- The neutral space will also help make the owner feel more relaxed. It is important to be comfortable in this place to observe the interactions between pets. In short, choose a comfortable place for everyone involved.
Step 3. Place the rabbit in a safe environment such as the transport cage
For their first date, it might be better for the bunny to stay in a safe space he can't escape from. Also, if something unpredictable happens, he will be out of harm's way.
Step 4. Secure the dog
At presentation, the dog must be under the firm control of the owner. Experts suggest that he sit or lie down so that you can see him up close and can control him without difficulty.
Step 5. Ask a relative or friend to help hold one of the two animals
It's important to have plenty of supervision - and the more hands and eyes to assist, the better..
Method 3 of 4: Introducing Each Other
Step 1. The presentation should be done slowly, without sudden movements or that brings the canine closer to the rabbit quickly
The ideal is to bring one of them to the space where the other is already waiting for them to get used to each other's smell.
- Give them time to get to know each other. Avoid putting pressure on any of them and leaving them scared.
- Be positive and take it easy. Encourage them with pleasant verbal cues, such as “Nice girl” or “Quiet…”; they will hear and react to the tone of your voice, be it authoritative or affable.
Step 2. Bring them together
The next step is to let the rabbit get close to the dog, which can help not trigger the rodent's natural escape instinct, which in turn can cause the dog, also by instinct, to hunt the animal.
- Pay attention to body language during their introduction. If the rabbit is panting, trying to kick or escape, it's best to get the dog out of the room and let the other one calm down. Also, when anxious, the rabbit may sit and cornered, as if it were playing dead. Just because he didn't run away doesn't mean he's accepting the canine's presence; it is possible that the fear is so great that he has become immobile.

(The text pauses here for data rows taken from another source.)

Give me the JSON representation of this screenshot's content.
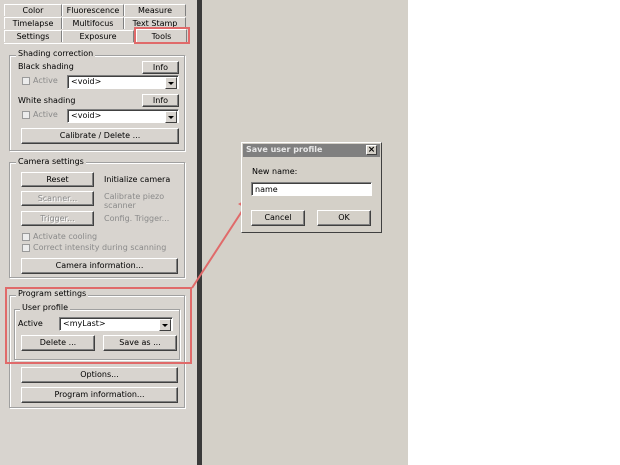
{
  "tabs": {
    "row1": [
      "Color",
      "Fluorescence",
      "Measure"
    ],
    "row2": [
      "Timelapse",
      "Multifocus",
      "Text Stamp"
    ],
    "row3": [
      "Settings",
      "Exposure",
      "Tools"
    ]
  },
  "shading": {
    "title": "Shading correction",
    "black_label": "Black shading",
    "white_label": "White shading",
    "info_label": "Info",
    "active_label": "Active",
    "black_select": "<void>",
    "white_select": "<void>",
    "calibrate_label": "Calibrate / Delete ..."
  },
  "camera": {
    "title": "Camera settings",
    "reset_label": "Reset",
    "initialize_label": "Initialize camera",
    "scanner_label": "Scanner...",
    "calibrate_piezo_label": "Calibrate piezo scanner",
    "trigger_label": "Trigger...",
    "config_trigger_label": "Config. Trigger...",
    "activate_cooling_label": "Activate cooling",
    "correct_intensity_label": "Correct intensity during scanning",
    "info_button_label": "Camera information..."
  },
  "program": {
    "title": "Program settings",
    "profile_title": "User profile",
    "active_label": "Active",
    "profile_select": "<myLast>",
    "delete_label": "Delete ...",
    "saveas_label": "Save as ...",
    "options_label": "Options...",
    "info_label": "Program information..."
  },
  "dialog": {
    "title": "Save user profile",
    "close_glyph": "×",
    "field_label": "New name:",
    "field_value": "name",
    "cancel_label": "Cancel",
    "ok_label": "OK"
  },
  "colors": {
    "highlight": "#e06a6a"
  }
}
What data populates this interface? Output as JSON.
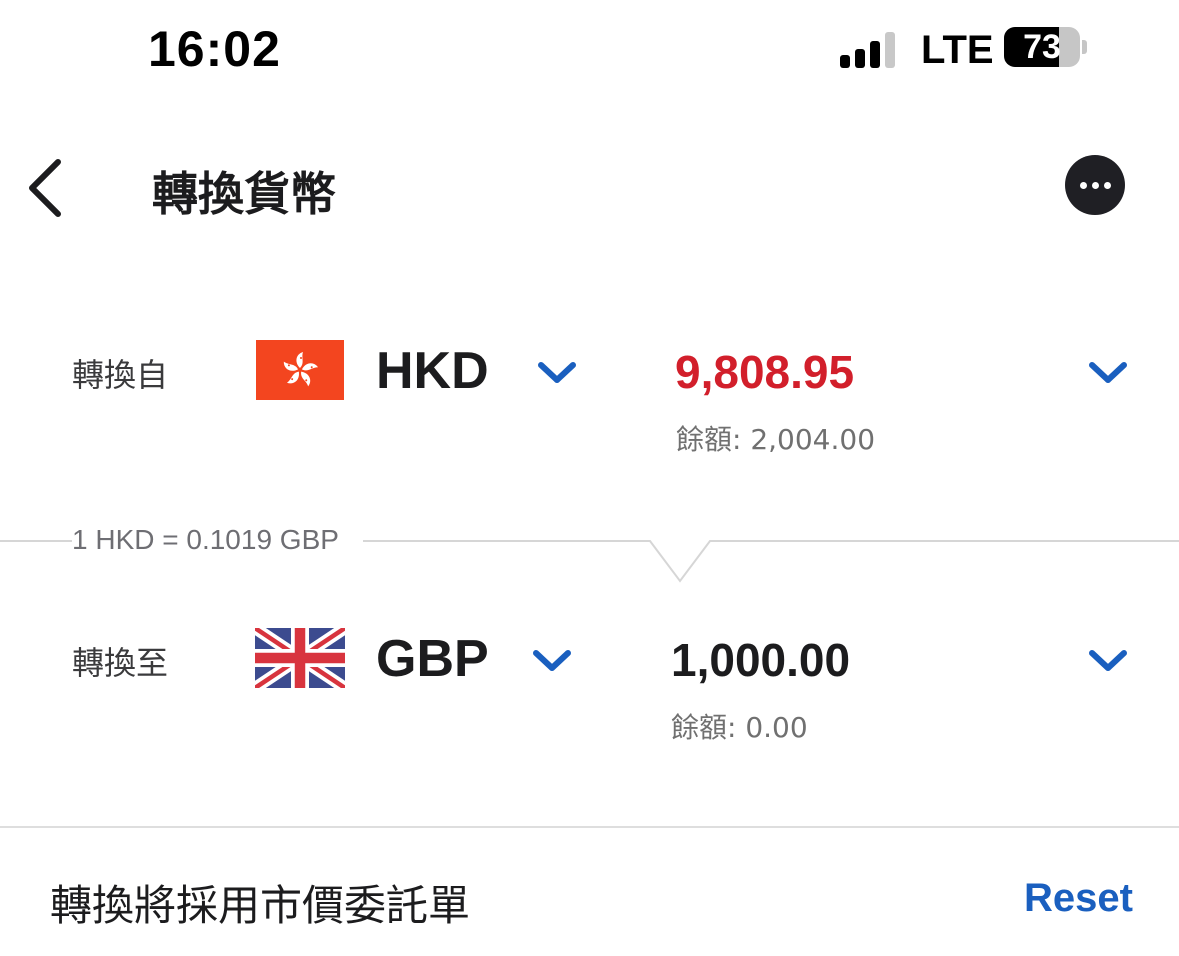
{
  "status_bar": {
    "time": "16:02",
    "network": "LTE",
    "battery": "73",
    "battery_level": 0.73
  },
  "nav": {
    "title": "轉換貨幣"
  },
  "from": {
    "label": "轉換自",
    "currency": "HKD",
    "amount": "9,808.95",
    "balance": "餘額: 2,004.00",
    "amount_color": "#d21f2b"
  },
  "rate": {
    "text": "1 HKD = 0.1019 GBP"
  },
  "to": {
    "label": "轉換至",
    "currency": "GBP",
    "amount": "1,000.00",
    "balance": "餘額: 0.00",
    "amount_color": "#1c1c1e"
  },
  "footer": {
    "note": "轉換將採用市價委託單",
    "reset_label": "Reset"
  },
  "colors": {
    "accent": "#1a5fbf",
    "hk_flag": "#f3451f",
    "uk_blue": "#3c4b8f",
    "uk_red": "#d8343e"
  },
  "icons": {
    "back": "chevron-left-icon",
    "more": "more-horizontal-icon",
    "dropdown": "chevron-down-icon"
  }
}
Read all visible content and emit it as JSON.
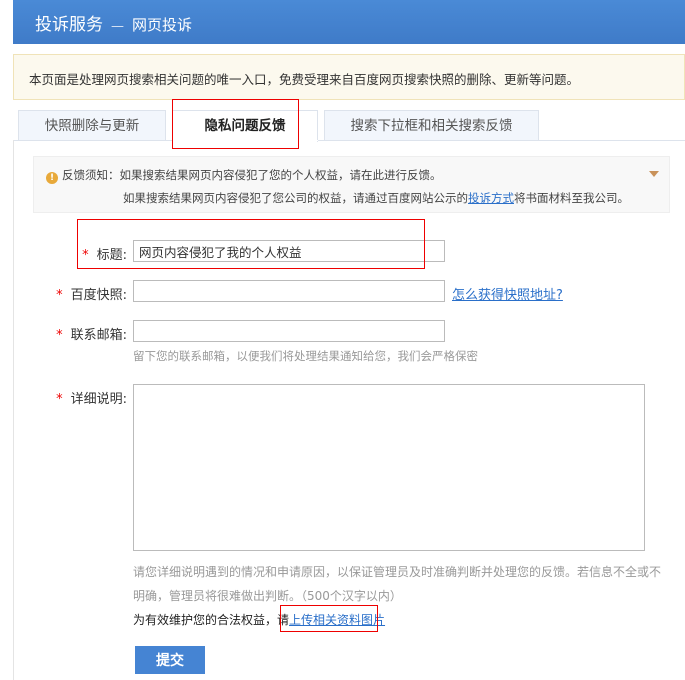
{
  "header": {
    "title": "投诉服务",
    "separator": "—",
    "subtitle": "网页投诉"
  },
  "notice": "本页面是处理网页搜索相关问题的唯一入口，免费受理来自百度网页搜索快照的删除、更新等问题。",
  "tabs": [
    {
      "label": "快照删除与更新"
    },
    {
      "label": "隐私问题反馈",
      "active": true
    },
    {
      "label": "搜索下拉框和相关搜索反馈"
    }
  ],
  "tip": {
    "title": "反馈须知：",
    "line1": "如果搜索结果网页内容侵犯了您的个人权益，请在此进行反馈。",
    "line2_pre": "如果搜索结果网页内容侵犯了您公司的权益，请通过百度网站公示的",
    "line2_link": "投诉方式",
    "line2_post": "将书面材料至我公司。"
  },
  "form": {
    "required_mark": "*",
    "title_label": "标题:",
    "title_value": "网页内容侵犯了我的个人权益",
    "snapshot_label": "百度快照:",
    "snapshot_value": "",
    "snapshot_help": "怎么获得快照地址?",
    "email_label": "联系邮箱:",
    "email_value": "",
    "email_hint": "留下您的联系邮箱，以便我们将处理结果通知给您，我们会严格保密",
    "detail_label": "详细说明:",
    "detail_value": "",
    "detail_hint1": "请您详细说明遇到的情况和申请原因，以保证管理员及时准确判断并处理您的反馈。若信息不全或不",
    "detail_hint2": "明确，管理员将很难做出判断。（500个汉字以内）",
    "upload_pre": "为有效维护您的合法权益，请",
    "upload_link": "上传相关资料图片",
    "submit": "提交"
  }
}
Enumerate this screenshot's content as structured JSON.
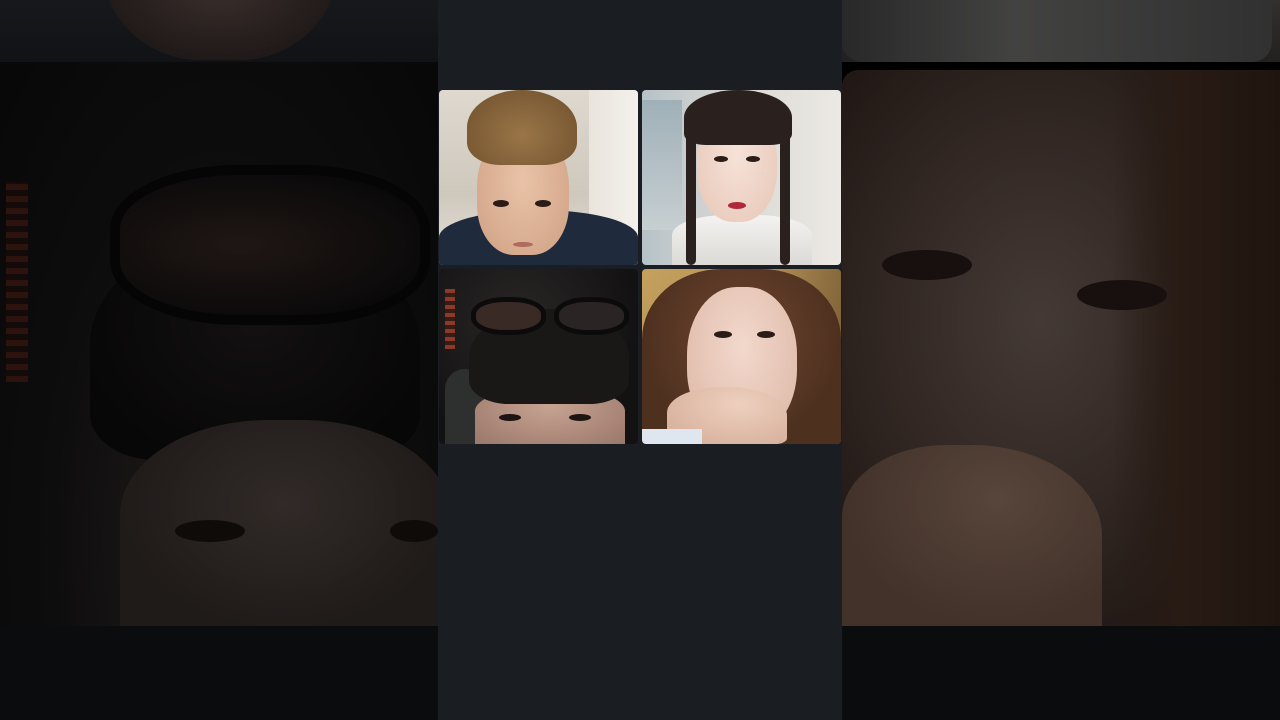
{
  "call": {
    "layout": "2x2 video grid",
    "participants": [
      {
        "id": "p1",
        "tile_color": "#ded8cf"
      },
      {
        "id": "p2",
        "tile_color": "#e6e3de"
      },
      {
        "id": "p3",
        "tile_color": "#161515"
      },
      {
        "id": "p4",
        "tile_color": "#b48f52"
      }
    ]
  },
  "colors": {
    "phone_background": "#1a1d21",
    "backdrop_bottom_bar": "#0b0c0e"
  }
}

- When the dog is very agitated, try to calm him down. Order him to sit and stay for a few minutes to reassure him.
Step 3. Monitor them
Under no circumstances leave the two alone during their first encounters. It doesn't matter how well they seem to be getting along; it's better not to take any chances.
Animals must be prepared for the presentation. Just like anyone else, they can have bad days, so it might be better to leave the introduction for another day if a pet is sick or very nervous
Step 4. Each “session” needs to be very short
Prolonging exposure to one another will make them very excited, increasing the risk of accidental injury to both of you. Keep an eye; if one of them shows signs of stress, it's best to stop the presentation.
Method 4 of 4: Monitoring Interactions
Step 1. Adapt them to this routine
Even though pets don't get along very well on the first date, this is normal; keep doing the introductions steadily until it becomes routine. After a while, they will get used to seeing and smelling each other.
Step 2. Always be aware
Just like children, animals shouldn't be alone! Something can happen, triggering aggressive instincts in the dog, while a loud noise in the street scares the rabbit. Follow them closely to ensure their safety.
Step 3. Each person should eat in a different place in the house
As they are animals that are very attached to the space and time in which they feed, it is better that each one eats in a place in the house. If one of them appears aggressive, it is recommended to feed them at different times.
- Don't forget that animals also don't like to see each other, whether a dog or a rabbit, in areas they feel they own, such as the room in which they sleep or relax. Monitor them when they interact near these points.
- They may become jealous of each other due to the owner's excessive attention to the newly arrived animal. It is important that you show your affection to each one without triggering protective instincts in the other.
Step 4. Be patient
Making new friends can be tricky! Allow time for the pets to get used to the owner, the house and each other.